Covenantally and morally, therefore, never has there been nor will there ever be a believer who has not been loved and elected by the Father, unredeemed particularly by and with no perceptive knowledge of the Promised One, and not regenerated, led to receive the Promise, and indwelt by the Spirit of God. Every believer, of all ages, may pray with David expecting that this grace is sealed, “Do not cast me away from your presence, and do not take Your Holy Spirit from me. …And uphold me by your generous Spirit” (Psalm 51:11, 12). They also may rejoice that their faith is the same as that of Abraham and is given certainty in the same way: “Did you receive the Spirit by the works of the Law, or by the hearing of faith? Are you so foolish? Having begun in the Spirit, are you now being made perfect by the flesh? … That the blessing of Abraham might come upon the Gentiles in Christ Jesus, that we might receive the promise of the Spirit through faith. … God gave it to Abraham by a promise. … Walk in the Spirit and you shall not fulfill the lusts of the flesh. … If we live in the Spirit, let us also walk in the Spirit” (Galatians 3:3, 14, 18; 5:16, 25). If Abraham lived by the Spirit (Has there ever been a believer who found spiritual life another way?), then also he walked in the Spirit.

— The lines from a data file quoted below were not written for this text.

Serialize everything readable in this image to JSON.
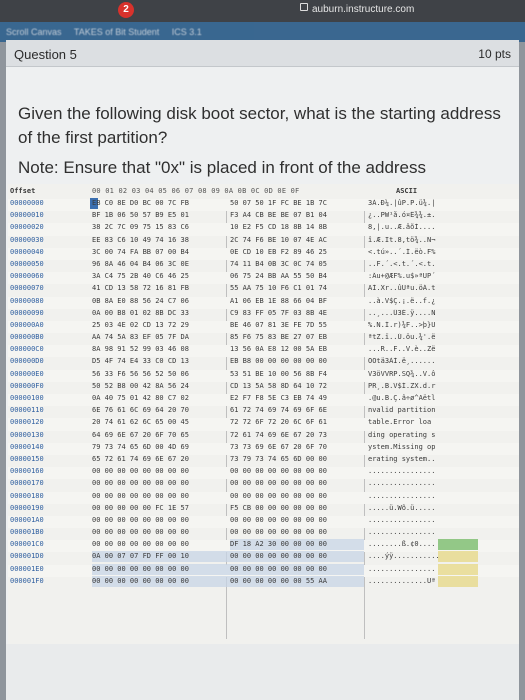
{
  "browser": {
    "url": "auburn.instructure.com",
    "notification_count": "2"
  },
  "nav_blurred": [
    "Scroll Canvas",
    "TAKES of Bit Student",
    "ICS 3.1"
  ],
  "question": {
    "title": "Question 5",
    "points": "10 pts",
    "text": "Given the following disk boot sector, what is the starting address of the first partition?",
    "note": "Note: Ensure that \"0x\" is placed in front of the address"
  },
  "hex_view": {
    "header_offset": "Offset",
    "header_bytes": "00 01 02 03 04 05 06 07   08 09 0A 0B 0C 0D 0E 0F",
    "header_ascii": "ASCII",
    "rows": [
      {
        "off": "00000000",
        "h1": "EB C0 8E D0 BC 00 7C FB",
        "h2": "50 07 50 1F FC BE 1B 7C",
        "asc": "3À.Ð¼.|ûP.P.ü¾.|"
      },
      {
        "off": "00000010",
        "h1": "BF 1B 06 50 57 B9 E5 01",
        "h2": "F3 A4 CB BE BE 07 B1 04",
        "asc": "¿..PW¹å.ó¤Ë¾¾.±."
      },
      {
        "off": "00000020",
        "h1": "38 2C 7C 09 75 15 83 C6",
        "h2": "10 E2 F5 CD 18 8B 14 8B",
        "asc": "8,|.u..Æ.âõÍ...."
      },
      {
        "off": "00000030",
        "h1": "EE 83 C6 10 49 74 16 38",
        "h2": "2C 74 F6 BE 10 07 4E AC",
        "asc": "î.Æ.It.8,tö¾..N¬"
      },
      {
        "off": "00000040",
        "h1": "3C 00 74 FA BB 07 00 B4",
        "h2": "0E CD 10 EB F2 89 46 25",
        "asc": "<.tú»..´.Í.ëò.F%"
      },
      {
        "off": "00000050",
        "h1": "96 8A 46 04 B4 06 3C 0E",
        "h2": "74 11 B4 0B 3C 0C 74 05",
        "asc": "..F.´.<.t.´.<.t."
      },
      {
        "off": "00000060",
        "h1": "3A C4 75 2B 40 C6 46 25",
        "h2": "06 75 24 BB AA 55 50 B4",
        "asc": ":Äu+@ÆF%.u$»ªUP´"
      },
      {
        "off": "00000070",
        "h1": "41 CD 13 58 72 16 81 FB",
        "h2": "55 AA 75 10 F6 C1 01 74",
        "asc": "AÍ.Xr..ûUªu.öÁ.t"
      },
      {
        "off": "00000080",
        "h1": "0B 8A E0 88 56 24 C7 06",
        "h2": "A1 06 EB 1E 88 66 04 BF",
        "asc": "..à.V$Ç.¡.ë..f.¿"
      },
      {
        "off": "00000090",
        "h1": "0A 00 B8 01 02 8B DC 33",
        "h2": "C9 83 FF 05 7F 03 8B 4E",
        "asc": "..¸...Ü3É.ÿ....N"
      },
      {
        "off": "000000A0",
        "h1": "25 03 4E 02 CD 13 72 29",
        "h2": "BE 46 07 81 3E FE 7D 55",
        "asc": "%.N.Í.r)¾F..>þ}U"
      },
      {
        "off": "000000B0",
        "h1": "AA 74 5A 83 EF 05 7F DA",
        "h2": "85 F6 75 83 BE 27 07 EB",
        "asc": "ªtZ.ï..Ú.öu.¾'.ë"
      },
      {
        "off": "000000C0",
        "h1": "8A 98 91 52 99 03 46 08",
        "h2": "13 56 0A E8 12 00 5A EB",
        "asc": "...R..F..V.è..Zë"
      },
      {
        "off": "000000D0",
        "h1": "D5 4F 74 E4 33 C0 CD 13",
        "h2": "EB B8 00 00 00 00 00 00",
        "asc": "ÕOtä3ÀÍ.ë¸......"
      },
      {
        "off": "000000E0",
        "h1": "56 33 F6 56 56 52 50 06",
        "h2": "53 51 BE 10 00 56 8B F4",
        "asc": "V3öVVRP.SQ¾..V.ô"
      },
      {
        "off": "000000F0",
        "h1": "50 52 B8 00 42 8A 56 24",
        "h2": "CD 13 5A 58 8D 64 10 72",
        "asc": "PR¸.B.V$Í.ZX.d.r"
      },
      {
        "off": "00000100",
        "h1": "0A 40 75 01 42 80 C7 02",
        "h2": "E2 F7 F8 5E C3 EB 74 49",
        "asc": ".@u.B.Ç.â÷ø^Ãëtl"
      },
      {
        "off": "00000110",
        "h1": "6E 76 61 6C 69 64 20 70",
        "h2": "61 72 74 69 74 69 6F 6E",
        "asc": "nvalid partition"
      },
      {
        "off": "00000120",
        "h1": "20 74 61 62 6C 65 00 45",
        "h2": "72 72 6F 72 20 6C 6F 61",
        "asc": " table.Error loa"
      },
      {
        "off": "00000130",
        "h1": "64 69 6E 67 20 6F 70 65",
        "h2": "72 61 74 69 6E 67 20 73",
        "asc": "ding operating s"
      },
      {
        "off": "00000140",
        "h1": "79 73 74 65 6D 00 4D 69",
        "h2": "73 73 69 6E 67 20 6F 70",
        "asc": "ystem.Missing op"
      },
      {
        "off": "00000150",
        "h1": "65 72 61 74 69 6E 67 20",
        "h2": "73 79 73 74 65 6D 00 00",
        "asc": "erating system.."
      },
      {
        "off": "00000160",
        "h1": "00 00 00 00 00 00 00 00",
        "h2": "00 00 00 00 00 00 00 00",
        "asc": "................"
      },
      {
        "off": "00000170",
        "h1": "00 00 00 00 00 00 00 00",
        "h2": "00 00 00 00 00 00 00 00",
        "asc": "................"
      },
      {
        "off": "00000180",
        "h1": "00 00 00 00 00 00 00 00",
        "h2": "00 00 00 00 00 00 00 00",
        "asc": "................"
      },
      {
        "off": "00000190",
        "h1": "00 00 00 00 00 FC 1E 57",
        "h2": "F5 CB 00 00 00 00 00 00",
        "asc": ".....ü.Wõ.ü....."
      },
      {
        "off": "000001A0",
        "h1": "00 00 00 00 00 00 00 00",
        "h2": "00 00 00 00 00 00 00 00",
        "asc": "................"
      },
      {
        "off": "000001B0",
        "h1": "00 00 00 00 00 00 00 00",
        "h2": "00 00 00 00 00 00 00 00",
        "asc": "................"
      },
      {
        "off": "000001C0",
        "h1": "00 00 00 00 00 00 00 00",
        "h2": "DF 18 A2 30 00 00 00 00",
        "asc": "........ß.¢0...."
      },
      {
        "off": "000001D0",
        "h1": "0A 00 07 07 FD FF 00 10",
        "h2": "00 00 00 00 00 00 00 00",
        "asc": "....ýÿ..........."
      },
      {
        "off": "000001E0",
        "h1": "00 00 00 00 00 00 00 00",
        "h2": "00 00 00 00 00 00 00 00",
        "asc": "................"
      },
      {
        "off": "000001F0",
        "h1": "00 00 00 00 00 00 00 00",
        "h2": "00 00 00 00 00 00 55 AA",
        "asc": "..............Uª"
      }
    ]
  }
}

Since the Spirit of God is the Spirit of truth, his operations in sanctification in the new covenant are more powerful and thorough than before the coming of Christ, for the shadows and types now are fulfilled and made clear by His appearing. The explanation of the person and work of Christ by the inspiration of the Spirit may now have full effect in securing for Christ a people of his own possession zealous of good works (Titus 2:11-14). As distinct from that remnant of true believers in Israel, these believers have the example of Christ, the teaching of Christ, the dying grace of Christ, the fullness of the revelation in Scripture, the community of saints to exhort, reprove, and encourage, and the variety of gifts granted to the church by the Spirit in Christ’s ascension (Ephesians 4:1-7). After Christ’s ascension this gift of the Spirit marked the new community and people that believed in him with corporate holiness, personal holiness, and gifts for teaching and order (1 Corinthians 12:3-13). It is this context that we understand the inspired observation of the writer of Hebrews, “And all these, having obtained a good testimony through faith, did not receive the promise [they did by the Spirit receive the promise in its truthfulness but did not the One who was the full substance, even the incarnate Promise], God having provided something better for us, that they should not be made perfect apart from us” (Hebrews 11:39, 40).

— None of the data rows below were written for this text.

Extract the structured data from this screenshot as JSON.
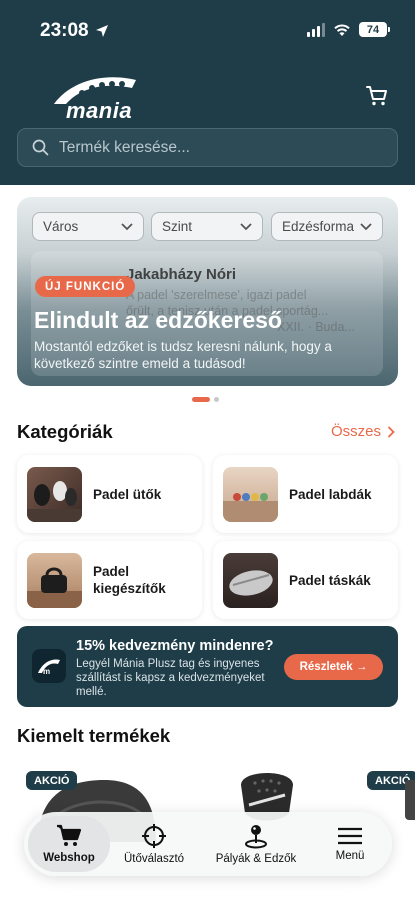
{
  "status_bar": {
    "time": "23:08",
    "battery": "74"
  },
  "header": {
    "logo_text": "mania",
    "search_placeholder": "Termék keresése..."
  },
  "banner": {
    "filters": [
      "Város",
      "Szint",
      "Edzésforma"
    ],
    "background_card": {
      "name": "Jakabházy Nóri",
      "line1": "A padel 'szerelmese', igazi padel",
      "line2": "őrült, a tenisz után a padel sportág...",
      "line3": "XXII. · Buda..."
    },
    "badge": "ÚJ FUNKCIÓ",
    "title": "Elindult az edzőkereső",
    "text": "Mostantól edzőket is tudsz keresni nálunk, hogy a következő szintre emeld a tudásod!"
  },
  "categories": {
    "title": "Kategóriák",
    "see_all": "Összes",
    "items": [
      {
        "label": "Padel ütők"
      },
      {
        "label": "Padel labdák"
      },
      {
        "label": "Padel kiegészítők"
      },
      {
        "label": "Padel táskák"
      }
    ]
  },
  "promo": {
    "title": "15% kedvezmény mindenre?",
    "text": "Legyél Mánia Plusz tag és ingyenes szállítást is kapsz a kedvezményeket mellé.",
    "button": "Részletek →"
  },
  "featured": {
    "title": "Kiemelt termékek",
    "badge_left": "AKCIÓ",
    "badge_right": "AKCIÓ"
  },
  "bottom_nav": {
    "items": [
      "Webshop",
      "Ütőválasztó",
      "Pályák & Edzők",
      "Menü"
    ],
    "active": "Webshop"
  },
  "colors": {
    "header": "#1f3d49",
    "accent": "#e8694a"
  }
}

We thank God for regenerating grace and persevering grace given believers in all ages by the Spirit; we thank him for the special gifts given when Christ was glorified putting us into a fellowship of believers and granting each member of that believing body a gift of the Spirit so that we will “grow up in every way into him who is the head, into Christ, from whom the whole body, joined and held together by every joint with which it is equipped, when each part is working properly” (Ephesians 4:15, 16).